Back in 2007 when this blog was young, I wrote about William Kamkwamba and his DIY wind turbine as an example of appropriate technology. Since then the story has been published as a biography, and then turned into a rather good movie directed by Chiwetel Ejiofor.
I hadn’t actually read the whole story for myself, but I noticed that there’s a Young Readers edition and I bought it to read to the kids. So this has been our bedtime reading for the last couple of weeks, and they have loved it.
The book tells the story of William Kamkwamba, a child in a village in rural Malawi. His family are farmers, more or less eking out a subsistence lifestyle. There isn’t the money to send him to school beyond primary, his obvious intelligence and desire to learn counting for nothing when there is so little money to go round.

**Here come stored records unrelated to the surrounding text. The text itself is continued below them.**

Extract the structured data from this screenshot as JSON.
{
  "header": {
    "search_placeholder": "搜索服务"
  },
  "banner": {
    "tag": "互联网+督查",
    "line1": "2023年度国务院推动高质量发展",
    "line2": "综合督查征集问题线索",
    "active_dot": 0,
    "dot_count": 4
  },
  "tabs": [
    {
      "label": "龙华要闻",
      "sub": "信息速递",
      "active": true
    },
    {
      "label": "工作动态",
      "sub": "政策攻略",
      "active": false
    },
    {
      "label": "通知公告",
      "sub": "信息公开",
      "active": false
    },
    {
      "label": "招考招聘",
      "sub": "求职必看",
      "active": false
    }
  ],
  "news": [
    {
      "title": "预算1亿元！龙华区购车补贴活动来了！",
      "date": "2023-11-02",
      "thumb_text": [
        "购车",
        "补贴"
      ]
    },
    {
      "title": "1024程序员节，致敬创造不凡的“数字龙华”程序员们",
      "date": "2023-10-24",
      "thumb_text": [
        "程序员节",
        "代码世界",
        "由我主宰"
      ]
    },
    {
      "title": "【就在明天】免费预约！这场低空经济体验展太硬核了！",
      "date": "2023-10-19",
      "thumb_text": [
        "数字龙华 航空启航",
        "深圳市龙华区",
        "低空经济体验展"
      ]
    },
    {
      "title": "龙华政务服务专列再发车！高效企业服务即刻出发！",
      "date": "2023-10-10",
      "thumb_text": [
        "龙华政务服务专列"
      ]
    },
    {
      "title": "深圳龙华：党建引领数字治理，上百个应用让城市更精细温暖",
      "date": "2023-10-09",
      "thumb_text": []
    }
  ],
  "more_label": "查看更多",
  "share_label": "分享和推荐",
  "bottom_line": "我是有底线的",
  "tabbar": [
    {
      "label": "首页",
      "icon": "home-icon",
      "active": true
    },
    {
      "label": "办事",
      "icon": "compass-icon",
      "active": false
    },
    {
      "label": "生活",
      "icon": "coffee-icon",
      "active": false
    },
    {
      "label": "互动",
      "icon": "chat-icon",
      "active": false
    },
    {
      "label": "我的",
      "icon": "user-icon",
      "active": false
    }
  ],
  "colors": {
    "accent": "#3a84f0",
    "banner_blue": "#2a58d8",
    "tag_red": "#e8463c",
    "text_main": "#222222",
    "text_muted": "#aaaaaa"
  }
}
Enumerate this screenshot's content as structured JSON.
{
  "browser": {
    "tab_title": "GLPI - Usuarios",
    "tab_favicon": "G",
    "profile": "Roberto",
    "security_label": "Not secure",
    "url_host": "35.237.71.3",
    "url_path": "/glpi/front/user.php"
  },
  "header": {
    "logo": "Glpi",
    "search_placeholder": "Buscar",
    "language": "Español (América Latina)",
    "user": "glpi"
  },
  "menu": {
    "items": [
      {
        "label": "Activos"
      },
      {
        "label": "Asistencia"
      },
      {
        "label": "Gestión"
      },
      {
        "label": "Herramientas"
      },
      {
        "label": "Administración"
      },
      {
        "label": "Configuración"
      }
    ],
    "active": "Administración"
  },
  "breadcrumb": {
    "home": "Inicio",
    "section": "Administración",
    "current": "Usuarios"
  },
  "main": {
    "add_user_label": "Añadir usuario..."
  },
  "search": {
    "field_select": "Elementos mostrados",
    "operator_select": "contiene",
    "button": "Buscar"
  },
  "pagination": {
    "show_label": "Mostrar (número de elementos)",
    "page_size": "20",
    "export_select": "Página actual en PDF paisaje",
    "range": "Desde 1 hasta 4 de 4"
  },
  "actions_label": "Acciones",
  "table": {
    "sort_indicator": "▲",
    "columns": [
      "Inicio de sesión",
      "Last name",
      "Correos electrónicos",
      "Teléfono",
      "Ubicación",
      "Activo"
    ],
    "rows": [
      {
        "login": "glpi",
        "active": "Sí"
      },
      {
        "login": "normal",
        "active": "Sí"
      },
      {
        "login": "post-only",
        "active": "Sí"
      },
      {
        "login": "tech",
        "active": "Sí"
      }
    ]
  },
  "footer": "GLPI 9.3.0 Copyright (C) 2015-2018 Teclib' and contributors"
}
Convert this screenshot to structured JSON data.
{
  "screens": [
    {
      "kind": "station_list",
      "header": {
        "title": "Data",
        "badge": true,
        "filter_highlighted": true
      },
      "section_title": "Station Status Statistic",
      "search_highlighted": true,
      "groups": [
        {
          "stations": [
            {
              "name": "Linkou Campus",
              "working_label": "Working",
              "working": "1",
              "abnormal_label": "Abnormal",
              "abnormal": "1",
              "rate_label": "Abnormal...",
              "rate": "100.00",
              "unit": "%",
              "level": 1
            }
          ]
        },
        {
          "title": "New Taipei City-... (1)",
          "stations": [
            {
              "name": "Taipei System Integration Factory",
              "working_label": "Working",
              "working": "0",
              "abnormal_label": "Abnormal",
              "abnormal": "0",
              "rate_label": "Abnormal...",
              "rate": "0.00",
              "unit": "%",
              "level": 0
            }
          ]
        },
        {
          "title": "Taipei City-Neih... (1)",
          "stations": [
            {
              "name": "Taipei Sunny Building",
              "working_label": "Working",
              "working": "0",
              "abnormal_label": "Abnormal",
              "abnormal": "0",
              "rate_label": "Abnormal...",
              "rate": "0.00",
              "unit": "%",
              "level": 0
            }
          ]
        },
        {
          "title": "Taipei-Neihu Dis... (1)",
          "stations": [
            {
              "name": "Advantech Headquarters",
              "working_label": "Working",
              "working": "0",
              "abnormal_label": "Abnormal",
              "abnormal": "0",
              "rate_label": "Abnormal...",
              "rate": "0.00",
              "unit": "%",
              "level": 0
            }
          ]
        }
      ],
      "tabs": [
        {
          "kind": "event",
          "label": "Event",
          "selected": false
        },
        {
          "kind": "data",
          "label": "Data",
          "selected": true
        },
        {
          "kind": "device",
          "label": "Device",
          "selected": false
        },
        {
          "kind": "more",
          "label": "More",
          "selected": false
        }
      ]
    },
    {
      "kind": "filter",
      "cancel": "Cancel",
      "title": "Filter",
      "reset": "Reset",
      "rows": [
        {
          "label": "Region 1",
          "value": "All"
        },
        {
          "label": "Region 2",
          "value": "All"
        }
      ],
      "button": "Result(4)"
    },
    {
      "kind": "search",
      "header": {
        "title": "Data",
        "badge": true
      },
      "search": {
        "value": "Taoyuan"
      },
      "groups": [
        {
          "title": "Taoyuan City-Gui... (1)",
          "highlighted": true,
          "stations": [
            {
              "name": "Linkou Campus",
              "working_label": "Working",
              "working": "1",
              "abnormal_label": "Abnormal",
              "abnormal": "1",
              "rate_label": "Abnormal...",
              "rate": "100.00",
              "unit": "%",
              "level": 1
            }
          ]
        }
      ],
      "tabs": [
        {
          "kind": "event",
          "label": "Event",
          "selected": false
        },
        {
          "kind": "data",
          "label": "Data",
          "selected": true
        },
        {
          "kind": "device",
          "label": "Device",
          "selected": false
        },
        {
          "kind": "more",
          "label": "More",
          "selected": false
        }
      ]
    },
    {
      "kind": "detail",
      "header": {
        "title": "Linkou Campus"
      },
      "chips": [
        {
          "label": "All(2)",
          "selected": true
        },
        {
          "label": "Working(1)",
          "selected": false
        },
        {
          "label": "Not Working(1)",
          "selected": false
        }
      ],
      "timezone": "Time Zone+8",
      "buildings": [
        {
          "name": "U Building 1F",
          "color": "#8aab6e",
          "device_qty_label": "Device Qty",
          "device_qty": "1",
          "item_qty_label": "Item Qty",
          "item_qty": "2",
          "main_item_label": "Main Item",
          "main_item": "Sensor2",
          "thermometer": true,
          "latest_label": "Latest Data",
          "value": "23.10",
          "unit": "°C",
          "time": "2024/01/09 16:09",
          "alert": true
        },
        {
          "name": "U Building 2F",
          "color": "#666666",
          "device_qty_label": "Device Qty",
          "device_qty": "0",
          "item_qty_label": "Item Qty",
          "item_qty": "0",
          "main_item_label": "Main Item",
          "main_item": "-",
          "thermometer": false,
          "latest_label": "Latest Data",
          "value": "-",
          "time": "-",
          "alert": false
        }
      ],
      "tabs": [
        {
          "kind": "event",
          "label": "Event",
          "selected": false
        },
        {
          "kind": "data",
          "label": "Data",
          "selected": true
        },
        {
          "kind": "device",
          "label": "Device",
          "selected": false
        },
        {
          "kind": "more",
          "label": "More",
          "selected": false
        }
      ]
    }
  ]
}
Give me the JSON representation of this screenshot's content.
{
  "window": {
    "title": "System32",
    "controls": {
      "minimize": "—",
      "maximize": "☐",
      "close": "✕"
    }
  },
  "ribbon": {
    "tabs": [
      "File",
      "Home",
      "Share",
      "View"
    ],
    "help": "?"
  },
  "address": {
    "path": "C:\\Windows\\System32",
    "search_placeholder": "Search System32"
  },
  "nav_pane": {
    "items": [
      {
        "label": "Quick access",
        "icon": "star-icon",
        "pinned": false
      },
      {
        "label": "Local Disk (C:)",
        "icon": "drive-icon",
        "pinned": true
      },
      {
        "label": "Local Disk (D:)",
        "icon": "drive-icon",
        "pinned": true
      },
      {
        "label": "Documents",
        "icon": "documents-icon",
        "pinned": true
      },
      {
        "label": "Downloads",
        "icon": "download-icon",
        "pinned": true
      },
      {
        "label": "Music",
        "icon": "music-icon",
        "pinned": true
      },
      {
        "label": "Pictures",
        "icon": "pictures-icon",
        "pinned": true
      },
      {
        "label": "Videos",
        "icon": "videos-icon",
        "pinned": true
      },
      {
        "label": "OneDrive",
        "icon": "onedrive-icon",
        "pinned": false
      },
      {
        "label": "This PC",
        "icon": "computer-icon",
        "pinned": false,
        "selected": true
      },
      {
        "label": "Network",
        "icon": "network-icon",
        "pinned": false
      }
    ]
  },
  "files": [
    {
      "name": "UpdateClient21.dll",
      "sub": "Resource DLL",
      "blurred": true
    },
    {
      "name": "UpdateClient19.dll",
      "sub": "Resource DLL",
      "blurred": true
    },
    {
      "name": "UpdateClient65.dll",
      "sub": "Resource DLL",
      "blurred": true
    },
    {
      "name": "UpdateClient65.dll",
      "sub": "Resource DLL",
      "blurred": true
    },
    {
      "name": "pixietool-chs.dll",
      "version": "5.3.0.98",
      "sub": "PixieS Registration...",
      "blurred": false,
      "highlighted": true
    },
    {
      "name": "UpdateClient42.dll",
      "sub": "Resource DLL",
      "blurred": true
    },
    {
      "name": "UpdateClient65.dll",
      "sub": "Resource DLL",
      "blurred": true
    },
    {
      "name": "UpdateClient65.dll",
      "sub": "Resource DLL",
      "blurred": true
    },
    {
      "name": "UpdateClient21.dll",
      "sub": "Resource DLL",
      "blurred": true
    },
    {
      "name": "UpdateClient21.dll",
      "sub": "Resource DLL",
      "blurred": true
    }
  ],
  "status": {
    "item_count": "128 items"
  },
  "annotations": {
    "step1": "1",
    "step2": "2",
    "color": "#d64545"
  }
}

William does have access to a small library though, and in it he finds a book on using energy, with a picture of wind turbines on the front. He immediately grasps the potential for such a machine, and starts to work out how to build one. The book is in English, so he has to start by learning enough of the language to understand what it is describing, looking up the words in a dictionary.
Then he has to find the parts to build a windmill. There’s no money to buy anything, so components are scavenged from a junkyard and improvised. He uses the frame of a bicycle, plastic pipe melted and hammered into turbine blades, washers made from bottle tops, and home-made light switches made from old flip-flops. It’s no spoiler to say he succeeds, despite the scepticism of the locals. There isn’t even a word for windmill in Chichewa, so he calls it ‘electric wind’. It makes him famous, first in the local marketplace, and then across the region through the attention of bloggers and the TED conference, and then the world with the help of journalist Bryan Mealer and a bestselling biography.
It’s a great story, and The Boy who Harnessed the Wind tells it well, with wit and warmth. It’s a distinctively African tale, a large scale version of the homespun ingenuity that was very familiar to me in Madagascar when I was a child. It’s also a powerful eyewitness account of living through a famine, how it affects a childhood, a family and a community. This particular story has a happy ending, but so many don’t. In an era of climate change and the growing threat of food insecurity, it’s useful to bring this to life and understand it better.
Reading it to the children, who are aged 7 and 9, worked well. They were practically bouncing off the walls when the windmill was connected for the first time and William’s light bulb flickers into life. It also gave us an opportunity to talk about all sorts of things – hunger, poverty, education, energy access – big issues that were grounded in the story and its cast of characters. We got to see the world through someone else’s eyes for a couple of weeks, and we have all felt enriched by this extraordinary story.